Simone Wolberg

Although Breast Cancer Awareness Month has come to an end, the Marin Women’s Study (MWS) is beginning to analyze data collected between 2006 and 2010 with hopes of understanding why Marin County has one of the highest breast cancer rates in the country.

According to Lee Ann Prebil, an epidemiologist for the MWS, Marin is still ten percent above the state average for breast cancer, and 20 percent above the national average. One-hundred and fifty-three out of 100,000 women in California suffer from breast cancer.

The dramatic increase of cancer rates in 2000 underscored the need for an in-depth study. The Women’s Health Initiative, established by the U.S. National Institutes of Health, found correlations between increases in breast cancer and the use of estrogen hormone therapy.

Breast cancer rates declined 33.4 percent between 2001 and 2004 once the relationship between estrogen hormone therapy and breast cancer was discovered.  This correlation was reconfirmed in 2006 by MWS as well.

These revelations cumulatively led to the decrease in the usage of estrogen hormone therapy for breast cancer treatment from 21.2 percent in 1998 to almost seven percent in 2007.

“Traditionally there have been higher rates of breast cancer in Marin than the state. The decrease [in breast cancer rates] had at least something to do with the discontinuation of this therapy,” Prebil said.

Although breast cancer rates have decreased over the last five years, information is still being collected and analyzed by MWS on a yearly basis.

“[The research team] finds out if any of the women participating in the study are diagnosed with breast cancer,” Prebil said. “We also continue to get information on their breast density, which is measured at the time of a mammogram.”

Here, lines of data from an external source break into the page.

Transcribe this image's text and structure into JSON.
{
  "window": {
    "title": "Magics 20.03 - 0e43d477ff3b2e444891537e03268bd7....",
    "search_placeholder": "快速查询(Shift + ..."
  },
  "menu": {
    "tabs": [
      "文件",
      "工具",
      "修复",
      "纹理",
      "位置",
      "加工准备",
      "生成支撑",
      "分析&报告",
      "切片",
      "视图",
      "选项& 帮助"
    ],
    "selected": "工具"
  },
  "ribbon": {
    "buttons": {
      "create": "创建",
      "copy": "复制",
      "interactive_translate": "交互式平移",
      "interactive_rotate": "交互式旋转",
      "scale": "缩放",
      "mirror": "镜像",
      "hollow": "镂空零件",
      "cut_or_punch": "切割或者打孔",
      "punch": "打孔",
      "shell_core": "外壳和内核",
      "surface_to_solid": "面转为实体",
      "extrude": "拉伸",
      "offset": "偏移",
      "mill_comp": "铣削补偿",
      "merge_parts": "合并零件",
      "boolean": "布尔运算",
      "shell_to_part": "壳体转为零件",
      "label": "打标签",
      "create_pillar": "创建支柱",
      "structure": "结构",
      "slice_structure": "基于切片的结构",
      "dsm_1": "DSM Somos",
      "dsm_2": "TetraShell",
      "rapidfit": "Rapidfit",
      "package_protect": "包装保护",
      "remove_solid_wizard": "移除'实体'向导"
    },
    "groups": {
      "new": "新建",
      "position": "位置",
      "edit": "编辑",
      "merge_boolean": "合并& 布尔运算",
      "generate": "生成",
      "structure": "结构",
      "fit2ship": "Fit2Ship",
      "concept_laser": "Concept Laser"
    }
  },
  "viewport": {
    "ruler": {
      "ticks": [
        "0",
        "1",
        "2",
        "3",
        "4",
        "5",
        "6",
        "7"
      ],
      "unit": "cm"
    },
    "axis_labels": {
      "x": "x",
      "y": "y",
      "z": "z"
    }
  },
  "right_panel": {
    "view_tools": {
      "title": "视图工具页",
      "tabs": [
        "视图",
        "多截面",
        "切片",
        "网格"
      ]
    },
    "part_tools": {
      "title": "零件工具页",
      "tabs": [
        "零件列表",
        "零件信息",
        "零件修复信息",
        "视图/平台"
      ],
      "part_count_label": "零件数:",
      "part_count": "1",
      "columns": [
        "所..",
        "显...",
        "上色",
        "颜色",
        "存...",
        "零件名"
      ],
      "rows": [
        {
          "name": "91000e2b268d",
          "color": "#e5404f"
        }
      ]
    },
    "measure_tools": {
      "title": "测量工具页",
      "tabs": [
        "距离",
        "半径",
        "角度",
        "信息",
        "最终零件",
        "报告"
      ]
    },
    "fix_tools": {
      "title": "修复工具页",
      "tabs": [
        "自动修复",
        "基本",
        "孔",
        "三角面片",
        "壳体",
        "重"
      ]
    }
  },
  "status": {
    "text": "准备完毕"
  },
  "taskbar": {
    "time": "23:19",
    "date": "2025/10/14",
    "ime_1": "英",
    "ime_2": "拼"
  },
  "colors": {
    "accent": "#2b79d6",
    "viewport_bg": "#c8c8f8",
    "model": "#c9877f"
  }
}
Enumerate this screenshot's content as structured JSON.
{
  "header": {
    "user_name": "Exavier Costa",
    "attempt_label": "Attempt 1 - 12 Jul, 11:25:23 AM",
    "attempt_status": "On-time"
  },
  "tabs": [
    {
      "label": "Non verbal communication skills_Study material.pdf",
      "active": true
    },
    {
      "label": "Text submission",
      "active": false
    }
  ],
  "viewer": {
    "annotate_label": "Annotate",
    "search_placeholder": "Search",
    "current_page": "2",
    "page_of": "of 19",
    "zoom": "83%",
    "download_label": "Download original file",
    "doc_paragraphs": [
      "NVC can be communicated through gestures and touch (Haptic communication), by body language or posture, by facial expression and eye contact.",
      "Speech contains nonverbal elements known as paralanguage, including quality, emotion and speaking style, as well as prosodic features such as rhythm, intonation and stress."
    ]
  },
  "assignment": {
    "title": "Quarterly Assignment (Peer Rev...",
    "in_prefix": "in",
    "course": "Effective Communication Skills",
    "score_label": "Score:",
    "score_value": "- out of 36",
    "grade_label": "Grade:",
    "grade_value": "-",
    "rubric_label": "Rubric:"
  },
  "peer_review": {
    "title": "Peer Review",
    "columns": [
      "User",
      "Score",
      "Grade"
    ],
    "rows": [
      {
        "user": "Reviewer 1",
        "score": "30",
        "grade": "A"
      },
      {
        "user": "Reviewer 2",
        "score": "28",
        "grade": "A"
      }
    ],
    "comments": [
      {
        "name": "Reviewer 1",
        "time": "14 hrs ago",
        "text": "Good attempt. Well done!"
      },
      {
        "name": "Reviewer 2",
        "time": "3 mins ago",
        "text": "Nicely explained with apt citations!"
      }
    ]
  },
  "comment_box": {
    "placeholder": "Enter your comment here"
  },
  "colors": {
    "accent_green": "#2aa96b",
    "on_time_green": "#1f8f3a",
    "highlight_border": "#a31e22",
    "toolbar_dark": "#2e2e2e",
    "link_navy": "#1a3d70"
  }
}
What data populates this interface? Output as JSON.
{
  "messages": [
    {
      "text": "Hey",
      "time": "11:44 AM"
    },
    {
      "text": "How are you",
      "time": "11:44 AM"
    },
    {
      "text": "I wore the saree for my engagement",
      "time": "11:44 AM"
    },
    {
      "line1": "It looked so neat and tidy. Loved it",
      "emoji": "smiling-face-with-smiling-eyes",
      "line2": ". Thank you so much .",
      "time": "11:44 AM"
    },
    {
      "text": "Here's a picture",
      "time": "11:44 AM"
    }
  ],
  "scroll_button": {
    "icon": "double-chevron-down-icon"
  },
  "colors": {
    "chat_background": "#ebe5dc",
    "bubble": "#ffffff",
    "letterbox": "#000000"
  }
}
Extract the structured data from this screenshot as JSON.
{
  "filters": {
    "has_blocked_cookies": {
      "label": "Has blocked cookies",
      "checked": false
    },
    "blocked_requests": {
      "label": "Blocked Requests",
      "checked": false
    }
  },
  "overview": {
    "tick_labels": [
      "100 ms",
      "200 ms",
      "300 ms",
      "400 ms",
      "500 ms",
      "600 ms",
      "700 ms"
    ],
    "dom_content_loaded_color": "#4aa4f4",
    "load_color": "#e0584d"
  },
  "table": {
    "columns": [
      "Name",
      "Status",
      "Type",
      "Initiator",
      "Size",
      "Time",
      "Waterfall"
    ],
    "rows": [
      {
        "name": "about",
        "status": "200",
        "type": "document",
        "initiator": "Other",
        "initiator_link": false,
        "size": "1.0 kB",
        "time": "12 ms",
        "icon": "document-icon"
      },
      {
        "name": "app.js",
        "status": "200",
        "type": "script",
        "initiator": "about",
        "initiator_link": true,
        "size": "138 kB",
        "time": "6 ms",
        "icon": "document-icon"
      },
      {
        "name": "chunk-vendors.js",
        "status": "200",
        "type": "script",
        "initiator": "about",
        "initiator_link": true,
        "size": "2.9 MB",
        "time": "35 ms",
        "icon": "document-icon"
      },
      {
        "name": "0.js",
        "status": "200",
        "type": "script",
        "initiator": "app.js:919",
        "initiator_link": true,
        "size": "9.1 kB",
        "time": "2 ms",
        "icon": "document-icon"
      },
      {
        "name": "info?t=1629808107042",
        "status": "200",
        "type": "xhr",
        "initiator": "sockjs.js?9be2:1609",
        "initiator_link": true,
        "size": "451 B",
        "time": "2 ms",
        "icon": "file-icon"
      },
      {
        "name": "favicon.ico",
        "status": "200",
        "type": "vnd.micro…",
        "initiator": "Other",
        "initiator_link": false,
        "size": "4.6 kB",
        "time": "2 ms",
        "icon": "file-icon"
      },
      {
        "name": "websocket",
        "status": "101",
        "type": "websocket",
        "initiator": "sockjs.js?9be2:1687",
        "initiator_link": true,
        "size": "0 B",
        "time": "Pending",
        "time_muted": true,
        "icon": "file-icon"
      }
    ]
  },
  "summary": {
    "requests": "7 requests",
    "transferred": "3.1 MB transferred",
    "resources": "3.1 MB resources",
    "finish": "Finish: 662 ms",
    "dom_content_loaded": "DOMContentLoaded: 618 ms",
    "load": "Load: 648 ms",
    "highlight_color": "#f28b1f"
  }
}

According to a study by the National Cancer Institute, not getting enough exercise, drinking alcoholic beverages, being obese, being Caucasian, and taking estrogen can increase breast cancer risk.

Interim results of the MWS study also show that certain cultural and behavioral factors may affect breast cancer rates.  According to Prebil, women in Marin are more likely to have certain factors that affect their chances of getting breast cancer.

Women in Marin tend to exercise and breastfeed more than average, which are both possible preventative factors according to Prebil.  However, more women in Marin consume two or three glasses of alcoholic drinks on a daily basis and give birth at a later age to fewer children than in other counties.  These two behaviors increase risk of breast cancer.

The Marin Women’s Study has 14,000 women participating as of 2012.

“Until we get [breast cancer cases] down to zero, we want to keep working on this and try to identify risk factors,” Prebil said.  “This is why we initiated the study—to be able to really characterize the reasons for the increase in breast cancer incidence in Marin.”